- Task instructions: Which lines in the data below contain the word "title"? Copy each of them.
(Beginning of The input)
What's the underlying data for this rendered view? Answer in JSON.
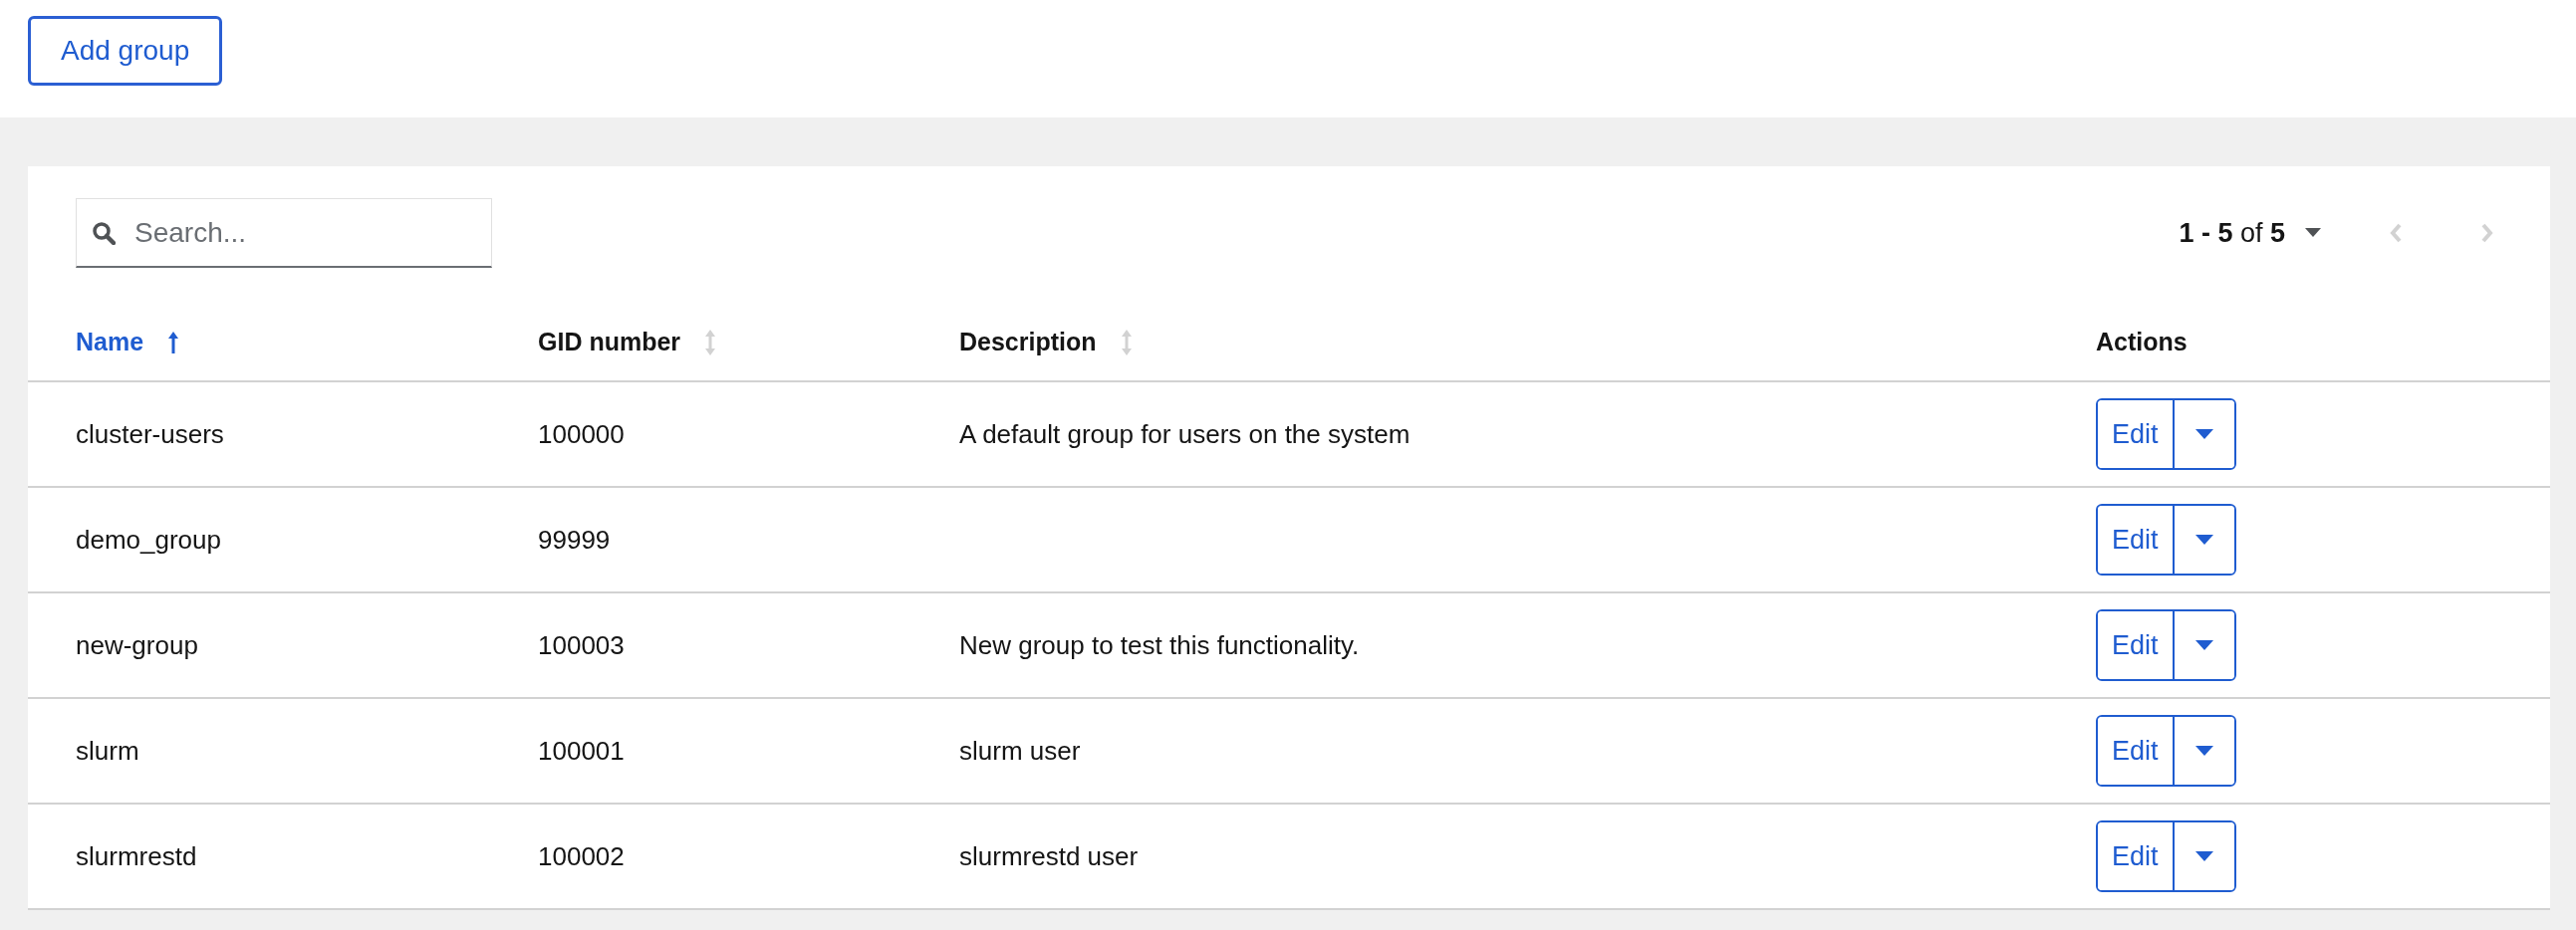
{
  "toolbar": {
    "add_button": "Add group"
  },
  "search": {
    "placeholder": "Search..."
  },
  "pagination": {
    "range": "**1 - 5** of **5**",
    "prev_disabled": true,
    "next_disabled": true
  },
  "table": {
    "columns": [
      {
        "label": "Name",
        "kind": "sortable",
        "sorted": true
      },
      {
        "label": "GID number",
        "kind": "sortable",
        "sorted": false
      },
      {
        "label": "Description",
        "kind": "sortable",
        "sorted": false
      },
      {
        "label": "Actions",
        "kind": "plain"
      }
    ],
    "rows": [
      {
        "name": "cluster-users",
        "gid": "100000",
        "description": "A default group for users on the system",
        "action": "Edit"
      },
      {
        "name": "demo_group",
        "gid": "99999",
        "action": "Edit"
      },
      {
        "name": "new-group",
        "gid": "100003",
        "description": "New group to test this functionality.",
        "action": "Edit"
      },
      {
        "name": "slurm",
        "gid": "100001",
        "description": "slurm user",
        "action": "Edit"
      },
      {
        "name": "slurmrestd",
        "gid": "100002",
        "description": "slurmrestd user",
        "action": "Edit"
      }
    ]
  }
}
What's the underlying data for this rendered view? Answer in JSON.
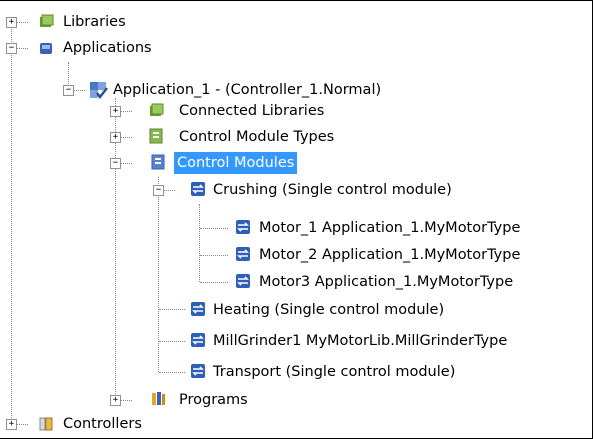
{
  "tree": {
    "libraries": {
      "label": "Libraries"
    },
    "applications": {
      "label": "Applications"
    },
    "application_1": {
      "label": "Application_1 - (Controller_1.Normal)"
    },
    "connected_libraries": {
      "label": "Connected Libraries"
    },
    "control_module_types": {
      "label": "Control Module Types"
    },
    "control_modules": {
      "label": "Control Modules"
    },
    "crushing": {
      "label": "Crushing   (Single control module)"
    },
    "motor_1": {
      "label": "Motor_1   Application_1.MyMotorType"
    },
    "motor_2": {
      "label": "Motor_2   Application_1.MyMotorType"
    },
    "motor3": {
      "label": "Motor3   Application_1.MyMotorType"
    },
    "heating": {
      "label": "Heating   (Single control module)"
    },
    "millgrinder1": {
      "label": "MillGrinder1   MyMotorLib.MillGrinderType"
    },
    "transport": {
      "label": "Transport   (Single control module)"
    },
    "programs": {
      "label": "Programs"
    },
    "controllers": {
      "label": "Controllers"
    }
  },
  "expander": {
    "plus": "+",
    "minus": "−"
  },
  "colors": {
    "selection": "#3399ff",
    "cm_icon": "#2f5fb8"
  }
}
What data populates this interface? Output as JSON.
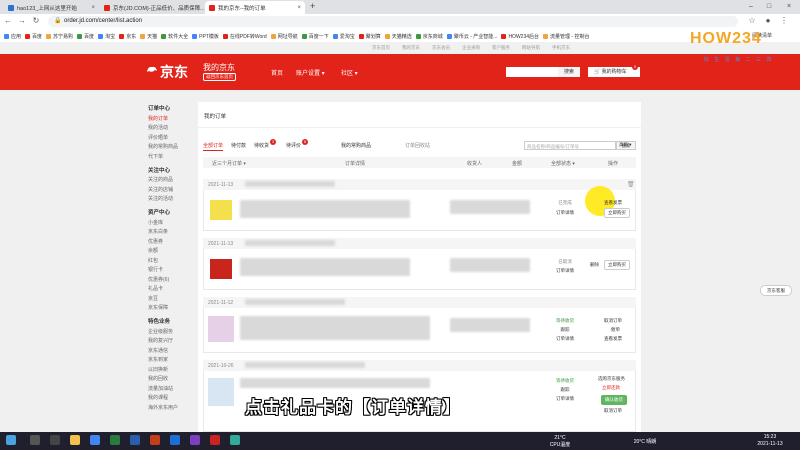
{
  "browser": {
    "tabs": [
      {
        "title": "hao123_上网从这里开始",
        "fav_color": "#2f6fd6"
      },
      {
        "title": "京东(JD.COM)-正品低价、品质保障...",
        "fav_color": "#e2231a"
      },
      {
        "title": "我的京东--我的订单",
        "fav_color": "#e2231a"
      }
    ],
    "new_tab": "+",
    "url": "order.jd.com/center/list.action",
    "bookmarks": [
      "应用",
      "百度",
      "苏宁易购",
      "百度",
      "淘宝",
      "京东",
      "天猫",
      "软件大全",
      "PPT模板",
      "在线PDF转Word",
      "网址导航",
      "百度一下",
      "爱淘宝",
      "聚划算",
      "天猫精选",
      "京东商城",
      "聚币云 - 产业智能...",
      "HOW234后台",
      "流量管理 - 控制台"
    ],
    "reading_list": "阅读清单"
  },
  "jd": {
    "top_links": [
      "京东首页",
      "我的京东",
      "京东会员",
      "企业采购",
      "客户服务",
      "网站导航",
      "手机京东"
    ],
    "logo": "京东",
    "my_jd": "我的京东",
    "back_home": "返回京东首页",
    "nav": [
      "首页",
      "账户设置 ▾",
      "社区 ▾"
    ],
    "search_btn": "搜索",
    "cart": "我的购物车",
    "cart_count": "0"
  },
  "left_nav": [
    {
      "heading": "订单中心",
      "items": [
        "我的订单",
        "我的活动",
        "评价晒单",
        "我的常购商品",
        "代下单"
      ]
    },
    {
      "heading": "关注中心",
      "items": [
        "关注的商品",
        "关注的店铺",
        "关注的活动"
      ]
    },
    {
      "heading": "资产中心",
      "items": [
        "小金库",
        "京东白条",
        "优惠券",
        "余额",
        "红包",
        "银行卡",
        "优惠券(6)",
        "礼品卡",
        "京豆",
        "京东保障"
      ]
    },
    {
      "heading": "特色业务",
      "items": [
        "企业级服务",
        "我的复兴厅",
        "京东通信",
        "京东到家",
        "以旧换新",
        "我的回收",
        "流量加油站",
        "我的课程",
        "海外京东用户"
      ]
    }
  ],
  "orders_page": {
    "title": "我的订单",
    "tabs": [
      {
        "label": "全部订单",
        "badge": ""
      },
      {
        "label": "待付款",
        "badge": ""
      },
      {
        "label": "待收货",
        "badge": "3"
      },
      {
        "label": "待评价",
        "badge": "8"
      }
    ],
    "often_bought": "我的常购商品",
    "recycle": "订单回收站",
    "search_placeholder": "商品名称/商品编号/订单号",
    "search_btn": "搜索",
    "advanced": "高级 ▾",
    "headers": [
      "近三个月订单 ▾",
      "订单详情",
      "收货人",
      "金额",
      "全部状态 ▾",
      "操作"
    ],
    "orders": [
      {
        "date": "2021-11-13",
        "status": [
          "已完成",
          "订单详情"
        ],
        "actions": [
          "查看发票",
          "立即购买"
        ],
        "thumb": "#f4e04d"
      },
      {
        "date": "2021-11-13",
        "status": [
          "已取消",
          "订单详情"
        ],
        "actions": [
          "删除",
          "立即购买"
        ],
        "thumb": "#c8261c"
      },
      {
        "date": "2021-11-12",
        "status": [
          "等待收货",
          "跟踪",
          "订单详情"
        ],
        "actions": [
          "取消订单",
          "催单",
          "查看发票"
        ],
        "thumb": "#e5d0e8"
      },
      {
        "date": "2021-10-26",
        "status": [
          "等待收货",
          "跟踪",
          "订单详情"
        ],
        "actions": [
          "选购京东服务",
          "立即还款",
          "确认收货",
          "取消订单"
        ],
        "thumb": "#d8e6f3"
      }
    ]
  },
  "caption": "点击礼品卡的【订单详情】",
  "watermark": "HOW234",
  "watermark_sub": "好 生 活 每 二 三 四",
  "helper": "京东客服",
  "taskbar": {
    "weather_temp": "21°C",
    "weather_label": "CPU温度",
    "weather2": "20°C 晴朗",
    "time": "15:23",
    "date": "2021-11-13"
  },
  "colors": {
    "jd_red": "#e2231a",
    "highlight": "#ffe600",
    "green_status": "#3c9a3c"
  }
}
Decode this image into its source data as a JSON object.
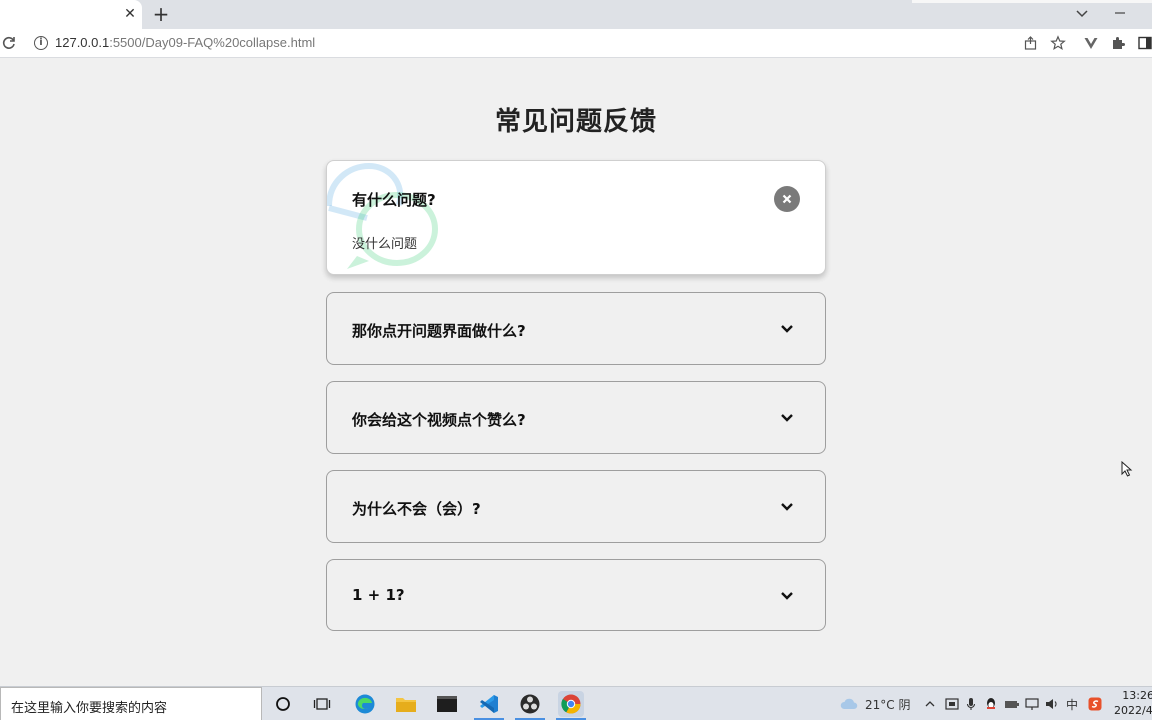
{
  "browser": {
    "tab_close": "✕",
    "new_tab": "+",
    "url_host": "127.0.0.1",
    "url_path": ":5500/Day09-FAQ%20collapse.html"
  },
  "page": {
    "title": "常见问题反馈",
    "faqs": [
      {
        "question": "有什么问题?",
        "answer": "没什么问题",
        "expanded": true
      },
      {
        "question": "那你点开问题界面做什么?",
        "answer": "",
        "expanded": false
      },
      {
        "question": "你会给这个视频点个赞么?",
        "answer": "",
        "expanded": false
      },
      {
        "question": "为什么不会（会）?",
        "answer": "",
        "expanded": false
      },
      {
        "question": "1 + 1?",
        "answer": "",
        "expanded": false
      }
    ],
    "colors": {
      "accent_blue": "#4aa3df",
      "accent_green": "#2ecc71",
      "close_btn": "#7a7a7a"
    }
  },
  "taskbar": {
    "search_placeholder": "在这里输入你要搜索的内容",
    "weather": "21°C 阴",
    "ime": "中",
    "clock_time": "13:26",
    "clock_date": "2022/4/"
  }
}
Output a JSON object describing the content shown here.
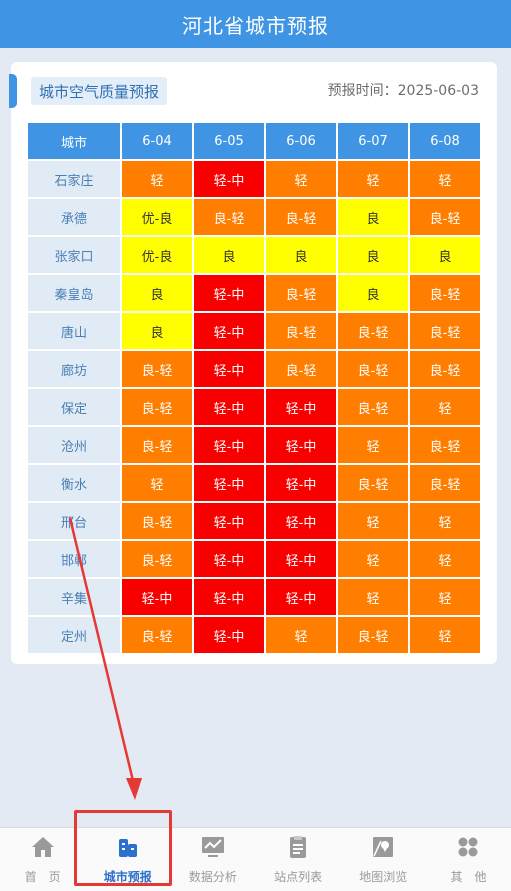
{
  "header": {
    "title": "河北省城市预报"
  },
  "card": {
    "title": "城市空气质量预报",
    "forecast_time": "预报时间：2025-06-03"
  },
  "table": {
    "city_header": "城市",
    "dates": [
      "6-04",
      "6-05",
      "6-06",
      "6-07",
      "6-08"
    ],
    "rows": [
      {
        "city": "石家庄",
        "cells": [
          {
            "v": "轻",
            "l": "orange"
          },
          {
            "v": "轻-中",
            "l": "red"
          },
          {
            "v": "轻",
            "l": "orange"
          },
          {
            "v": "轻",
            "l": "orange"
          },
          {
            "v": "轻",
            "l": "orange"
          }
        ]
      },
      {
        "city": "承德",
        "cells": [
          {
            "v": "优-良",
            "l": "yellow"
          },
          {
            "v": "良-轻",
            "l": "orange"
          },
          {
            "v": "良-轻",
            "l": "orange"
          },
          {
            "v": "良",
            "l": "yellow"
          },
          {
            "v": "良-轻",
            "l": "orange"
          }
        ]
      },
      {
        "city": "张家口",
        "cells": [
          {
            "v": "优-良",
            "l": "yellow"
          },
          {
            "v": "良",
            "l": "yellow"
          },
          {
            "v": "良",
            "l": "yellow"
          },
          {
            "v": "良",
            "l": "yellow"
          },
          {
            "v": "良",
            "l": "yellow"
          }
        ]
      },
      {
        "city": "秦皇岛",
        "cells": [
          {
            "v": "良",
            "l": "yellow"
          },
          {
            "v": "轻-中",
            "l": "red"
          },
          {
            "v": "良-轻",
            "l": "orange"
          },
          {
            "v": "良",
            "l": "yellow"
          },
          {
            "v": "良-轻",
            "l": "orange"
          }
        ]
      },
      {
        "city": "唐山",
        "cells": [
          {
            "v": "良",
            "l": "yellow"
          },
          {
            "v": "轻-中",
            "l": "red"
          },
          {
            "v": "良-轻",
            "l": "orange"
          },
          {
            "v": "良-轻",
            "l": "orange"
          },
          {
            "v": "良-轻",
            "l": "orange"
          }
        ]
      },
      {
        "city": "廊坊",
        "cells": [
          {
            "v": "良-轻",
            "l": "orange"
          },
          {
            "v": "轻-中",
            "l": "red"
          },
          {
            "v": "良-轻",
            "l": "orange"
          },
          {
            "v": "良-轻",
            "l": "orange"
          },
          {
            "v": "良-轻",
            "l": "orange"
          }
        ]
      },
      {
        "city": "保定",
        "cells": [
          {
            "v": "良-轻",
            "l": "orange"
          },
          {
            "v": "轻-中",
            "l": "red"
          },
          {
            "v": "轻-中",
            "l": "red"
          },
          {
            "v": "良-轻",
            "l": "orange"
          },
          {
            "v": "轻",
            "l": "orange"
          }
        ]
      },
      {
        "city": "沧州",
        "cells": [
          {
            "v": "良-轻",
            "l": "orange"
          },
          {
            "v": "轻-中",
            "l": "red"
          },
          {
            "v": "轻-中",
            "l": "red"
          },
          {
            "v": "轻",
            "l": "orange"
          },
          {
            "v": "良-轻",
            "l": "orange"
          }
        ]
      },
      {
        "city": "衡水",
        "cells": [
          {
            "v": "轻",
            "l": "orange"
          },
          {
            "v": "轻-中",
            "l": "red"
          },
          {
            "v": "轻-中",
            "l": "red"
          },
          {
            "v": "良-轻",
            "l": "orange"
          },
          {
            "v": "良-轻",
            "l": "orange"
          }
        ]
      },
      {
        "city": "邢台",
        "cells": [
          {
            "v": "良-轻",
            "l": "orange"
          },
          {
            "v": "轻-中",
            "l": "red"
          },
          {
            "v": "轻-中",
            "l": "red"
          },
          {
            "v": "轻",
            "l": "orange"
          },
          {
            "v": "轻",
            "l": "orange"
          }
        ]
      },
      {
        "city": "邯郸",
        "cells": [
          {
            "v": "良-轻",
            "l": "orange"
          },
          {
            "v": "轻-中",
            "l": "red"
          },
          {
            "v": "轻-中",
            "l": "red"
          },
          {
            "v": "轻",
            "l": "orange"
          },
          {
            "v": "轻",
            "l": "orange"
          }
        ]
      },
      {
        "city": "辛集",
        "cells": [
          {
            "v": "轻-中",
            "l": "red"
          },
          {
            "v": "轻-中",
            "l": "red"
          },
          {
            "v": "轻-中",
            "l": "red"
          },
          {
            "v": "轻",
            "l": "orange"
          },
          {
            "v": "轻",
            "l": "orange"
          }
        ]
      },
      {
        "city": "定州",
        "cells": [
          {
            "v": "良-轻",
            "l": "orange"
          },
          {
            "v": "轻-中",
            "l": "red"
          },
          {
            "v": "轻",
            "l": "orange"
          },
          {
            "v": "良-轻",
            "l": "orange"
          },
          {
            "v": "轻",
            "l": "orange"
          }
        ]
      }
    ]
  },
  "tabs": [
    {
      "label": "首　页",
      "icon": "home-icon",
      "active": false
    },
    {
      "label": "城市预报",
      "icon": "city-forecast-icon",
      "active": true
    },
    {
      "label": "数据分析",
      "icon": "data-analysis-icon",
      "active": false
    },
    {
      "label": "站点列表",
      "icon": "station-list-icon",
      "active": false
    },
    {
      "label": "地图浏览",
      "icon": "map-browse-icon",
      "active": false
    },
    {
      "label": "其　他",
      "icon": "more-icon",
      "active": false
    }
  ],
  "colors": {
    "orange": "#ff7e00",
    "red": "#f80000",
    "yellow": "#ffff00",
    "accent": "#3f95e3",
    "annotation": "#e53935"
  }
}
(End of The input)
- Output for this exercise:
        "title": "hao123_上网从这里开始",
        "title": "京东(JD.COM)-正品低价、品质保障...",
        "title": "我的京东--我的订单",
    "title": "我的订单",
    "title": "常见问题反馈",
    "title": "河北省城市预报"
    "title": "城市空气质量预报",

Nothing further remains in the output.